Print all the records below exactly as they stand, but leave out the pictures.

____ Provided records

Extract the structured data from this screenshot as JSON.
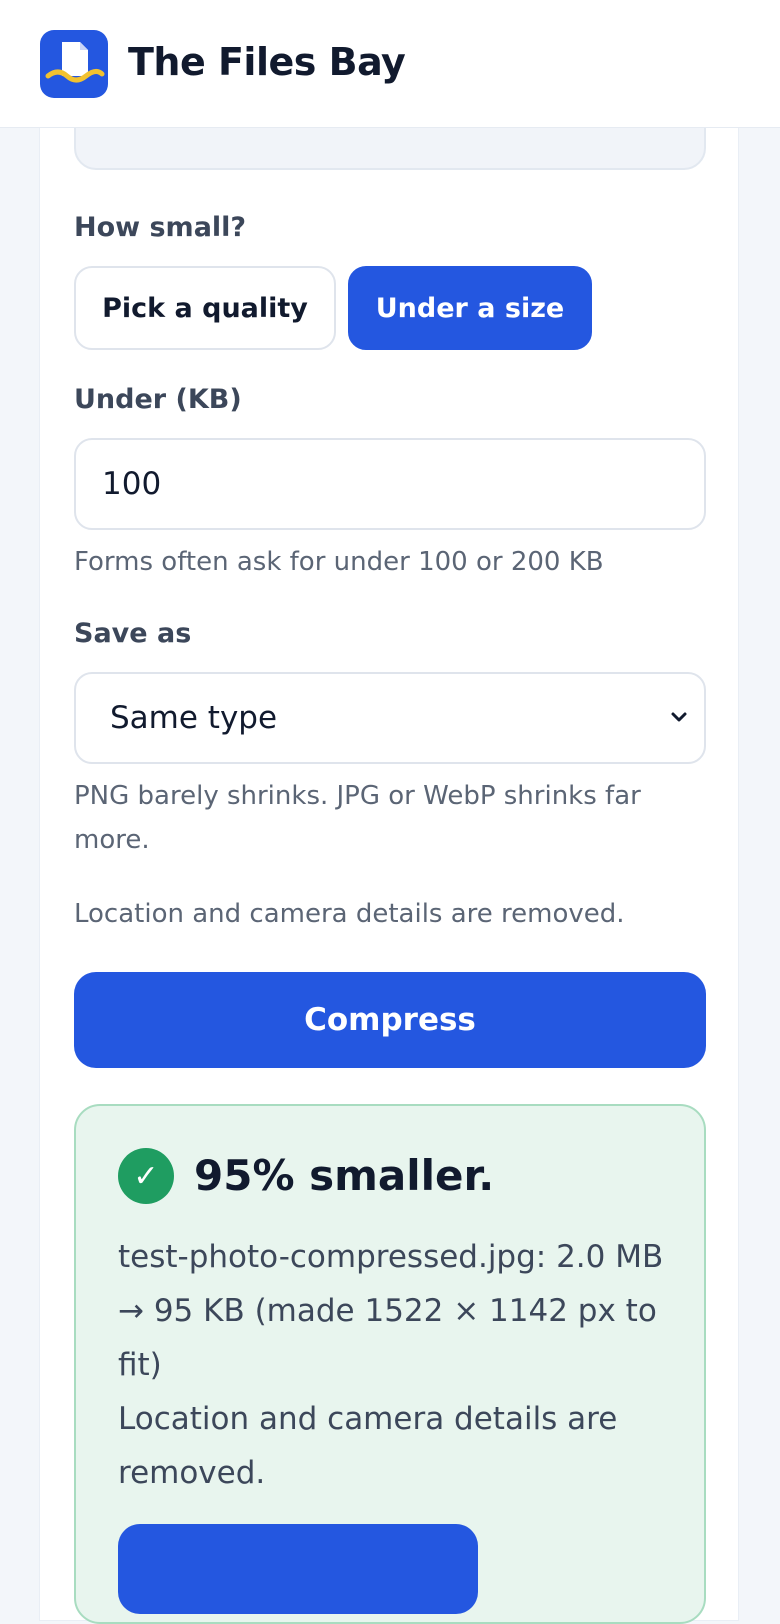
{
  "header": {
    "brand": "The Files Bay"
  },
  "mode": {
    "label": "How small?",
    "options": [
      "Pick a quality",
      "Under a size"
    ],
    "selected": "Under a size"
  },
  "size_limit": {
    "label": "Under (KB)",
    "value": "100",
    "hint": "Forms often ask for under 100 or 200 KB"
  },
  "save_as": {
    "label": "Save as",
    "selected": "Same type",
    "hint": "PNG barely shrinks. JPG or WebP shrinks far more."
  },
  "privacy_note": "Location and camera details are removed.",
  "compress_button": "Compress",
  "result": {
    "headline": "95% smaller.",
    "detail": "test-photo-compressed.jpg: 2.0 MB → 95 KB (made 1522 × 1142 px to fit)",
    "privacy": "Location and camera details are removed."
  },
  "colors": {
    "accent": "#2457e0",
    "success": "#1f9d61",
    "success_bg": "#e8f5ee"
  }
}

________

Answer area:
Extract the structured data from this screenshot as JSON.
{
  "header": {
    "brand": "The Files Bay"
  },
  "mode": {
    "label": "How small?",
    "options": [
      "Pick a quality",
      "Under a size"
    ],
    "selected": "Under a size"
  },
  "size_limit": {
    "label": "Under (KB)",
    "value": "100",
    "hint": "Forms often ask for under 100 or 200 KB"
  },
  "save_as": {
    "label": "Save as",
    "selected": "Same type",
    "hint": "PNG barely shrinks. JPG or WebP shrinks far more."
  },
  "privacy_note": "Location and camera details are removed.",
  "compress_button": "Compress",
  "result": {
    "headline": "95% smaller.",
    "detail": "test-photo-compressed.jpg: 2.0 MB → 95 KB (made 1522 × 1142 px to fit)",
    "privacy": "Location and camera details are removed."
  },
  "colors": {
    "accent": "#2457e0",
    "success": "#1f9d61",
    "success_bg": "#e8f5ee"
  }
}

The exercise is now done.